Illegal mining blamed on insecurity of investors
21 January, 2013
KANDAHAR CITY: With insecurity scaring away investors, government efforts have failed so far to estimate mineral deposits or prevent their illegal extraction in southern Kandahar province, officials admit.
Insecurity has led to unlimited illegal mining operations in the cement and copper-rich region and the Taliban birthplace, officials at the provincial mines department say, blaming warlords for the messy situation.
Experts say Kandahar has a large untapped energy and mineral resources, which have great potential to contribute to the country's economic development and growth. In the south, and southeast and southwest, Kanhahar holds huge mines of coals, copper, precious and semiprecious stones, a geology teacher at Kandahar University's Engineering Faculty, Eng. Sher Shah Rashad, told Pajhwok Afghan News.
The teacher said Kandahar has huge deposits of marble, but a formal survey to measure the treasure was yet to be conducted by the mines ministry that he said was responsible for the administration and implementation of the Mining Law.
A new mining law was passed in 2006 and as of 2006 regulations were being developed to provide the framework for more formal exploration for and mining of minerals.
Rashad said the British in early nineteenth century had searched for minerals from Qalat, the capital of Zabul, to southern Helmand province and later the French did so in Kandahar from 1906 to 1920. "The documents of those surveys are available with the mines ministry," he said.
The expert complained the government had launched projects to develop and discover mineral resources in several provinces, but Kandahar, the second largest, had been ignored in this regard.
Local officials acknowledged the central government had been unable to stop illegal mining operations and extract properly the available resources.
The mines department director Mohammad Nabi Siddique said insecurity was to be blamed for the failure to develop the sector and conduct surveys for mines in Kandahar.
He also said there were many sites containing precious and semi-precious stones in Kandahar city, Maiwand, Maroof, Dara Noor and Shorandam districts. The director said Kandahar had a huge potential for cement which he claimed if developed could meet 80 percent demand of the country.
The official confirmed illegal digging for minerals was ongoing in the province because it involved powerful individuals. His department sent several letters to the governor's office seeking action against the illegal extractions, but to no avail.
However, Siddique said he had taken up the matter with the mines minister Wahidullah Shahrani during his last visit to the province. "The minister said the emphasise has been on extractions of coal in Kandahar," he said.

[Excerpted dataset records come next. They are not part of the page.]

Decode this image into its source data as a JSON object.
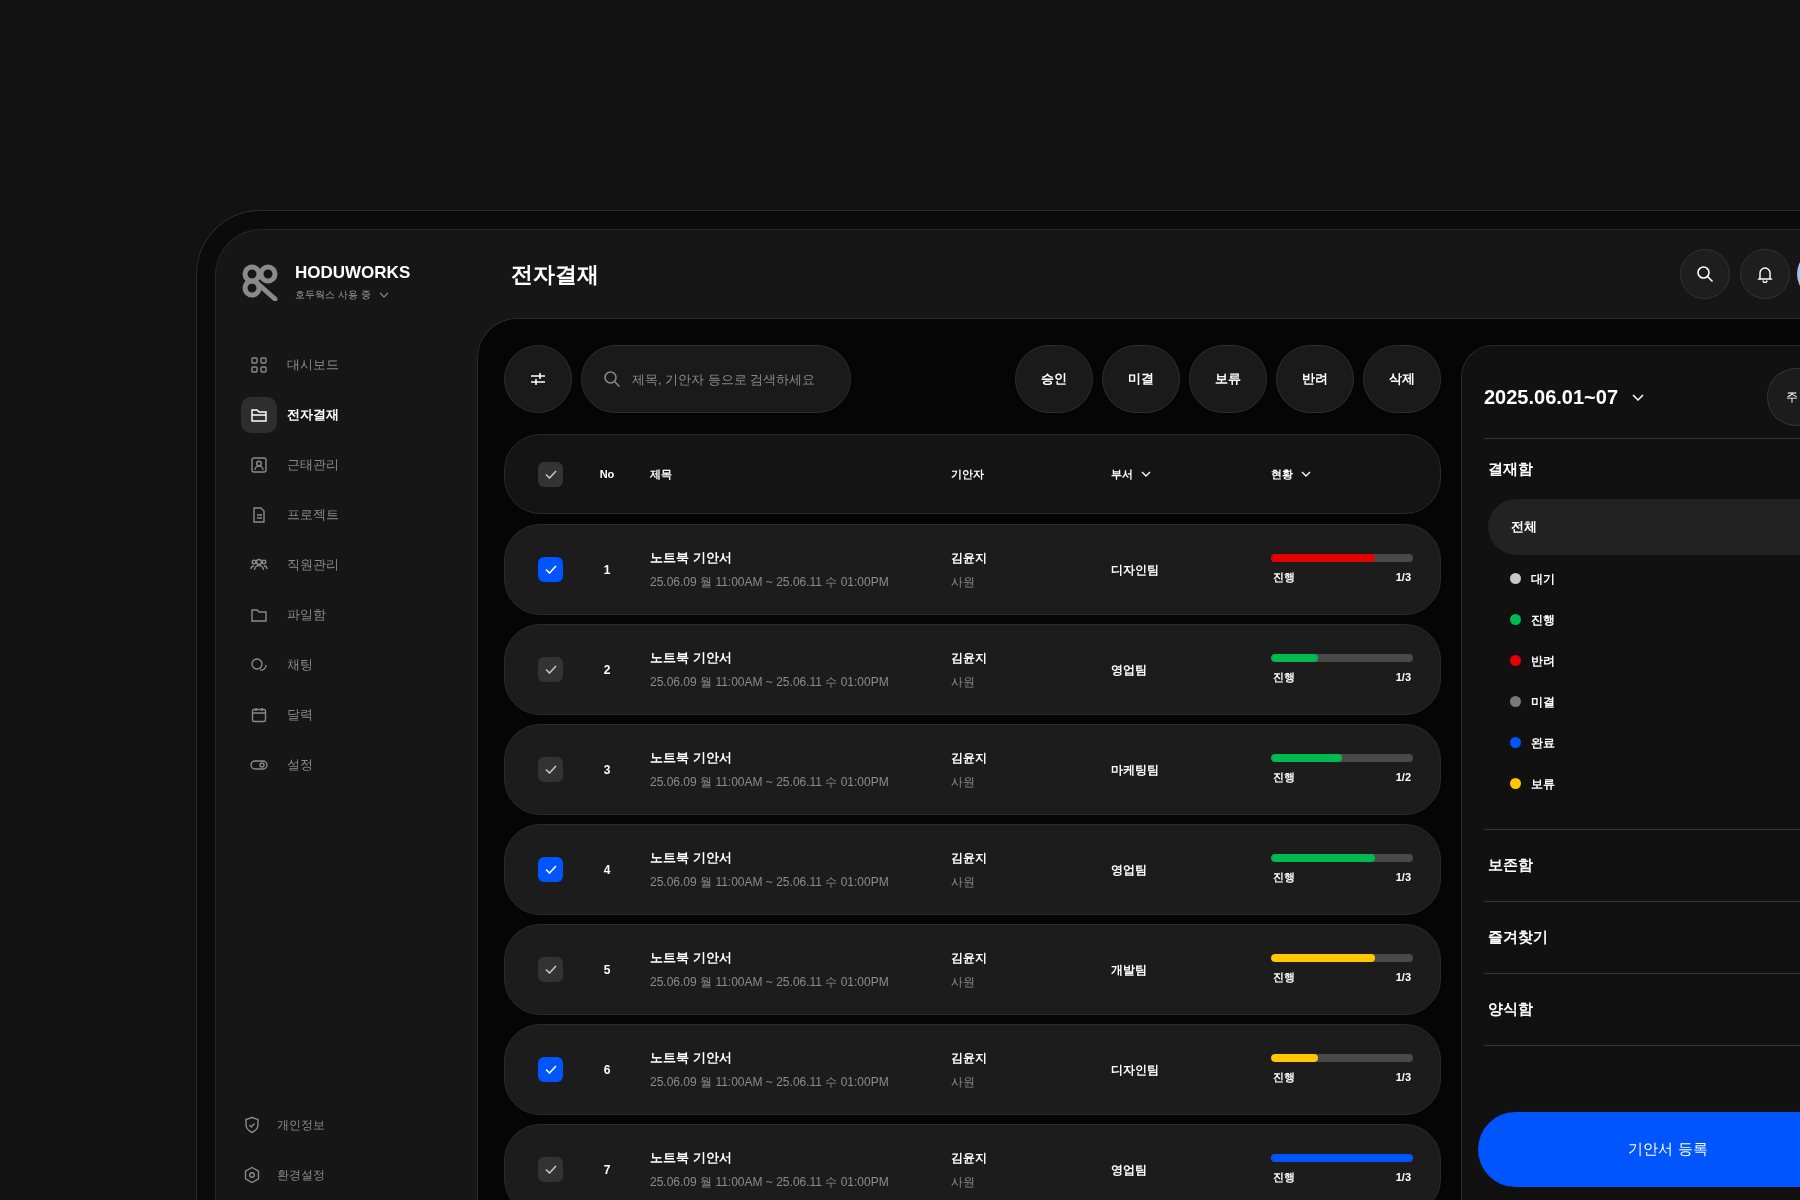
{
  "brand": {
    "name": "HODUWORKS",
    "workspace": "호두웍스 사용 중"
  },
  "sidebar": {
    "items": [
      {
        "label": "대시보드",
        "selected": false
      },
      {
        "label": "전자결재",
        "selected": true
      },
      {
        "label": "근태관리",
        "selected": false
      },
      {
        "label": "프로젝트",
        "selected": false
      },
      {
        "label": "직원관리",
        "selected": false
      },
      {
        "label": "파일함",
        "selected": false
      },
      {
        "label": "채팅",
        "selected": false
      },
      {
        "label": "달력",
        "selected": false
      },
      {
        "label": "설정",
        "selected": false
      }
    ],
    "bottom_items": [
      {
        "label": "개인정보"
      },
      {
        "label": "환경설정"
      }
    ]
  },
  "page_title": "전자결재",
  "toolbar": {
    "search": {
      "placeholder": "제목, 기안자 등으로 검색하세요"
    },
    "actions": [
      "승인",
      "미결",
      "보류",
      "반려",
      "삭제"
    ]
  },
  "table": {
    "header_selected": false,
    "columns": [
      {
        "label": "No",
        "dropdown": false
      },
      {
        "label": "제목",
        "dropdown": false
      },
      {
        "label": "기안자",
        "dropdown": false
      },
      {
        "label": "부서",
        "dropdown": true
      },
      {
        "label": "현황",
        "dropdown": true
      }
    ],
    "rows": [
      {
        "selected": true,
        "no": "1",
        "title": "노트북 기안서",
        "period": "25.06.09 월 11:00AM ~ 25.06.11 수 01:00PM",
        "drafter": "김윤지",
        "rank": "사원",
        "department": "디자인팀",
        "level": 0.73,
        "color": "#e50000",
        "status": "진행",
        "step": "1/3"
      },
      {
        "selected": false,
        "no": "2",
        "title": "노트북 기안서",
        "period": "25.06.09 월 11:00AM ~ 25.06.11 수 01:00PM",
        "drafter": "김윤지",
        "rank": "사원",
        "department": "영업팀",
        "level": 0.33,
        "color": "#00b94f",
        "status": "진행",
        "step": "1/3"
      },
      {
        "selected": false,
        "no": "3",
        "title": "노트북 기안서",
        "period": "25.06.09 월 11:00AM ~ 25.06.11 수 01:00PM",
        "drafter": "김윤지",
        "rank": "사원",
        "department": "마케팅팀",
        "level": 0.5,
        "color": "#00b94f",
        "status": "진행",
        "step": "1/2"
      },
      {
        "selected": true,
        "no": "4",
        "title": "노트북 기안서",
        "period": "25.06.09 월 11:00AM ~ 25.06.11 수 01:00PM",
        "drafter": "김윤지",
        "rank": "사원",
        "department": "영업팀",
        "level": 0.73,
        "color": "#00b94f",
        "status": "진행",
        "step": "1/3"
      },
      {
        "selected": false,
        "no": "5",
        "title": "노트북 기안서",
        "period": "25.06.09 월 11:00AM ~ 25.06.11 수 01:00PM",
        "drafter": "김윤지",
        "rank": "사원",
        "department": "개발팀",
        "level": 0.73,
        "color": "#ffc700",
        "status": "진행",
        "step": "1/3"
      },
      {
        "selected": true,
        "no": "6",
        "title": "노트북 기안서",
        "period": "25.06.09 월 11:00AM ~ 25.06.11 수 01:00PM",
        "drafter": "김윤지",
        "rank": "사원",
        "department": "디자인팀",
        "level": 0.33,
        "color": "#ffc700",
        "status": "진행",
        "step": "1/3"
      },
      {
        "selected": false,
        "no": "7",
        "title": "노트북 기안서",
        "period": "25.06.09 월 11:00AM ~ 25.06.11 수 01:00PM",
        "drafter": "김윤지",
        "rank": "사원",
        "department": "영업팀",
        "level": 1,
        "color": "#0055ff",
        "status": "진행",
        "step": "1/3"
      }
    ]
  },
  "right_panel": {
    "date_range": "2025.06.01~07",
    "period_button": "주",
    "approval_box": {
      "title": "결재함",
      "all": {
        "label": "전체",
        "selected": true
      },
      "statuses": [
        {
          "label": "대기",
          "color": "#c8c8c8"
        },
        {
          "label": "진행",
          "color": "#00b94f"
        },
        {
          "label": "반려",
          "color": "#e50000"
        },
        {
          "label": "미결",
          "color": "#7a7a7a"
        },
        {
          "label": "완료",
          "color": "#0055ff"
        },
        {
          "label": "보류",
          "color": "#ffc700"
        }
      ]
    },
    "sections": [
      "보존함",
      "즐겨찾기",
      "양식함"
    ],
    "register_button": "기안서 등록"
  }
}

The mines director stressed the need for a favourable security environment to enable local and foreign firms for investments in Kandahar mines.
Governor Tooryali Weesa said mine extractions could help resolve many economic problems facing the dwellers and would pave the ground for an industrial revolution.